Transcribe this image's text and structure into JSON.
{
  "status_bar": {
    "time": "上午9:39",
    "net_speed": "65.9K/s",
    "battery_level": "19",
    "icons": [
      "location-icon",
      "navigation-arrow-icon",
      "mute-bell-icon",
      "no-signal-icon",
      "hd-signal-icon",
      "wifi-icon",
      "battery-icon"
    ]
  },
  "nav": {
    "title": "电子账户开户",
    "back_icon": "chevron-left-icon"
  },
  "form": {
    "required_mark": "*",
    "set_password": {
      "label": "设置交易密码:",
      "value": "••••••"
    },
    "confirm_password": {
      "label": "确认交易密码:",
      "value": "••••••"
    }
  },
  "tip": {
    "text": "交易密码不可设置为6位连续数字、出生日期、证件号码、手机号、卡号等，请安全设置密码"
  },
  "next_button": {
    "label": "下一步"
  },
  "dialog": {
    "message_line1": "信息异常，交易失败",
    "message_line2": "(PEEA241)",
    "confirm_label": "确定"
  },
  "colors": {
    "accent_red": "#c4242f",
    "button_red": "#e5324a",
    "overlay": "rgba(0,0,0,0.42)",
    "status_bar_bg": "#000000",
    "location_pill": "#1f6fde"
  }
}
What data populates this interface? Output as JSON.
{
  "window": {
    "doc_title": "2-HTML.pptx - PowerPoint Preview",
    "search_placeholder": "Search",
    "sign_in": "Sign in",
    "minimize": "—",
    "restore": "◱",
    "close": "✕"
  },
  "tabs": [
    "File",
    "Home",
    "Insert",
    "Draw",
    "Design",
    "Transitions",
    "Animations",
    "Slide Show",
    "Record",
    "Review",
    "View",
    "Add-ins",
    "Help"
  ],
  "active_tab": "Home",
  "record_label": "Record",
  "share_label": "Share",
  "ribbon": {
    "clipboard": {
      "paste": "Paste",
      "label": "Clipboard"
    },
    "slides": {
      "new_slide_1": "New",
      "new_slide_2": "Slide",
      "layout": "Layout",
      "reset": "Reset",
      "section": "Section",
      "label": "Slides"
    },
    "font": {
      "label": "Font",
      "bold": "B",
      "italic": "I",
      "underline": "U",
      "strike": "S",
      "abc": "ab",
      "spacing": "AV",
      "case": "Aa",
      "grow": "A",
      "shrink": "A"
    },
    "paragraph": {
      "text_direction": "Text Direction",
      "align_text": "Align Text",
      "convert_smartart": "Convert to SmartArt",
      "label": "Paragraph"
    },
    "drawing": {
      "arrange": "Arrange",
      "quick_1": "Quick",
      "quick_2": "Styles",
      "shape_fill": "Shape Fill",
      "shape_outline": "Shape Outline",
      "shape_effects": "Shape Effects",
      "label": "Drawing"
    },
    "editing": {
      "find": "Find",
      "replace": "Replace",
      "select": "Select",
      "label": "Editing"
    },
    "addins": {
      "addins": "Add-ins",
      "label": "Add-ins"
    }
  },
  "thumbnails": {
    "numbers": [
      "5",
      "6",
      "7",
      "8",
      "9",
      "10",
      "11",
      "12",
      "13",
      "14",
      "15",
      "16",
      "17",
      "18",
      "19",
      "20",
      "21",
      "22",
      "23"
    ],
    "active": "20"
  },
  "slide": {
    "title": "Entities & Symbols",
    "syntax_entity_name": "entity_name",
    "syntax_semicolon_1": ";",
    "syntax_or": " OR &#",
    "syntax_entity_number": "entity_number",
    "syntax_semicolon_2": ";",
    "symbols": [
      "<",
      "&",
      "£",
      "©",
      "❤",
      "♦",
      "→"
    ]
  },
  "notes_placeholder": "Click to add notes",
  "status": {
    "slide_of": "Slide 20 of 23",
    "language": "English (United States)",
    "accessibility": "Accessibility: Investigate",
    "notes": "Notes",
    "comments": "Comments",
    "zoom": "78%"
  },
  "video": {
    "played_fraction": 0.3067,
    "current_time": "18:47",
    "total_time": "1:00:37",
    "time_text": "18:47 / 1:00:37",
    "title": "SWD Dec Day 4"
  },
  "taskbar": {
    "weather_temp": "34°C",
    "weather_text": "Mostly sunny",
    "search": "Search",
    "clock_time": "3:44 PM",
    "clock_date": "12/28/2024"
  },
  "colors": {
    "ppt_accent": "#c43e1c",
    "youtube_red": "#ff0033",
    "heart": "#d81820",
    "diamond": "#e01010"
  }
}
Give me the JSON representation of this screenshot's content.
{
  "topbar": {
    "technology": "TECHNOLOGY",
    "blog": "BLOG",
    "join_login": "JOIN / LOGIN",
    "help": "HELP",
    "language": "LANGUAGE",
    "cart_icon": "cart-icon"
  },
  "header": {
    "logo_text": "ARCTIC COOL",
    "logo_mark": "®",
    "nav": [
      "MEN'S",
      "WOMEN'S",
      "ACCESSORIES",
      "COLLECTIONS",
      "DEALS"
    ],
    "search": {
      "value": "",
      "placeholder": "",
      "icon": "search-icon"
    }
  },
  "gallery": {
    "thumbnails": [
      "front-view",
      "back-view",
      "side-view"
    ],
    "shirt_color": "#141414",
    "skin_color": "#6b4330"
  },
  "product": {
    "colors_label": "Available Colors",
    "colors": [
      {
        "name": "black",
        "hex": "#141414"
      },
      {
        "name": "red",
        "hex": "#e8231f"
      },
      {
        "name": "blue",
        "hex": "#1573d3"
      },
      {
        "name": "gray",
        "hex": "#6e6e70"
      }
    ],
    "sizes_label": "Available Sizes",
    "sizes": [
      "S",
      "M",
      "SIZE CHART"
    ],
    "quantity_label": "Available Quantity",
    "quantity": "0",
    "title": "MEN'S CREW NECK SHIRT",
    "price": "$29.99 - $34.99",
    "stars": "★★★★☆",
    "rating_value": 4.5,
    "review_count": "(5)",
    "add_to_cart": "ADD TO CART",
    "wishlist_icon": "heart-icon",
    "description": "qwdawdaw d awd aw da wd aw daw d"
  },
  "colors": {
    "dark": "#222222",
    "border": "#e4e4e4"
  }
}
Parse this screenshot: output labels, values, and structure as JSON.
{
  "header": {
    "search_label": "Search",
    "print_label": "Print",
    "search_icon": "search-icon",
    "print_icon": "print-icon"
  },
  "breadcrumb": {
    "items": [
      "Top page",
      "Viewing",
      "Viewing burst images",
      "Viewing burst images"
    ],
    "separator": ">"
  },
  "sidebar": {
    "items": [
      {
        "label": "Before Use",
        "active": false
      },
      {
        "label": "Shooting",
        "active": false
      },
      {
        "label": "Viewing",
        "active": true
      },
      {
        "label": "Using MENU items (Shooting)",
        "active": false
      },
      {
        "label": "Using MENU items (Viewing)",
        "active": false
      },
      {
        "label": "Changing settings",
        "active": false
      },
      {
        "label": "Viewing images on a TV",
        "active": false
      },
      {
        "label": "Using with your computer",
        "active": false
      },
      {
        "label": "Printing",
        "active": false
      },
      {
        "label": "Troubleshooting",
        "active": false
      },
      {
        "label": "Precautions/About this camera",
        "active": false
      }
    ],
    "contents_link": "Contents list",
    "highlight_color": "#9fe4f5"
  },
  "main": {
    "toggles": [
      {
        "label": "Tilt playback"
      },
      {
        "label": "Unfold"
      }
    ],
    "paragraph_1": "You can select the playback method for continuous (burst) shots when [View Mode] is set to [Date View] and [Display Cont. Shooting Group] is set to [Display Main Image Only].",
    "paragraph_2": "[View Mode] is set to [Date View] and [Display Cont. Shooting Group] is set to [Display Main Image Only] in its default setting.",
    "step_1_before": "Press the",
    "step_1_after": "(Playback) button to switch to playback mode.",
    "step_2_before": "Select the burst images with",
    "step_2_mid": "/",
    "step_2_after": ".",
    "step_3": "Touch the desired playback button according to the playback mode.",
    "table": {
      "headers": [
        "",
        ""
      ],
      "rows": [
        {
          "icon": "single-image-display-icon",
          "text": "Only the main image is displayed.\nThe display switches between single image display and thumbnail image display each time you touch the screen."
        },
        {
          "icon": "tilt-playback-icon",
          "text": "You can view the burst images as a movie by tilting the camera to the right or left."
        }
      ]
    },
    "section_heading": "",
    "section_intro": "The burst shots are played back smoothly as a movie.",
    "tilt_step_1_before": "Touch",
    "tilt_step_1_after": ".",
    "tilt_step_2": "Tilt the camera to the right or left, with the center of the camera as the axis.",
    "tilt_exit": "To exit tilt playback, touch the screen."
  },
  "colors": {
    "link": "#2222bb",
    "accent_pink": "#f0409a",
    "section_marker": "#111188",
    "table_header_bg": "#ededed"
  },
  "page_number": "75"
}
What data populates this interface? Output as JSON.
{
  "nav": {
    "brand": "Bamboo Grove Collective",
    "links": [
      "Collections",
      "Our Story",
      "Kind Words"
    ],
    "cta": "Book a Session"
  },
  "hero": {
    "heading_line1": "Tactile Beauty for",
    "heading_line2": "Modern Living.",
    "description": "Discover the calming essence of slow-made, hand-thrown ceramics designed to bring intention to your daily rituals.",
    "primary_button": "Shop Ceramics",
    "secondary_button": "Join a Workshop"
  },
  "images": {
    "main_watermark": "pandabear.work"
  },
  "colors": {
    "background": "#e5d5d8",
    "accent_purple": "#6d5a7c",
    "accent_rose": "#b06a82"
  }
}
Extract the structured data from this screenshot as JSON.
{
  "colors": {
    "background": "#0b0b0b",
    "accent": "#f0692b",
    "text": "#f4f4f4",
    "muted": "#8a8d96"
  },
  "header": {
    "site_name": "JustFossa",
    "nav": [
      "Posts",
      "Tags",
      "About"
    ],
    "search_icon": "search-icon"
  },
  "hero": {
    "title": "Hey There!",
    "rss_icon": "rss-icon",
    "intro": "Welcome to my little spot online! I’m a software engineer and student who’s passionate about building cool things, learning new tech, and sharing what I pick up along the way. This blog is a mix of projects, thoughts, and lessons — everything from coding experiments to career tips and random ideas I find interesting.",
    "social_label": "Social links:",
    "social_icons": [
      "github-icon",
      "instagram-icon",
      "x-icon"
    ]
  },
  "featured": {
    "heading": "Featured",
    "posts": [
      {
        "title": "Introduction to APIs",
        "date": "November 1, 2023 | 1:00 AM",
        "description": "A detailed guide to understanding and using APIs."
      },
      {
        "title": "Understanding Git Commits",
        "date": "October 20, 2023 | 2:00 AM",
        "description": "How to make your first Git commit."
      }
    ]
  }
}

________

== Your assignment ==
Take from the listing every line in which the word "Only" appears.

== Solution to the problem ==
    "paragraph_1": "You can select the playback method for continuous (burst) shots when [View Mode] is set to [Date View] and [Display Cont. Shooting Group] is set to [Display Main Image Only].",
    "paragraph_2": "[View Mode] is set to [Date View] and [Display Cont. Shooting Group] is set to [Display Main Image Only] in its default setting.",
          "text": "Only the main image is displayed.\nThe display switches between single image display and thumbnail image display each time you touch the screen."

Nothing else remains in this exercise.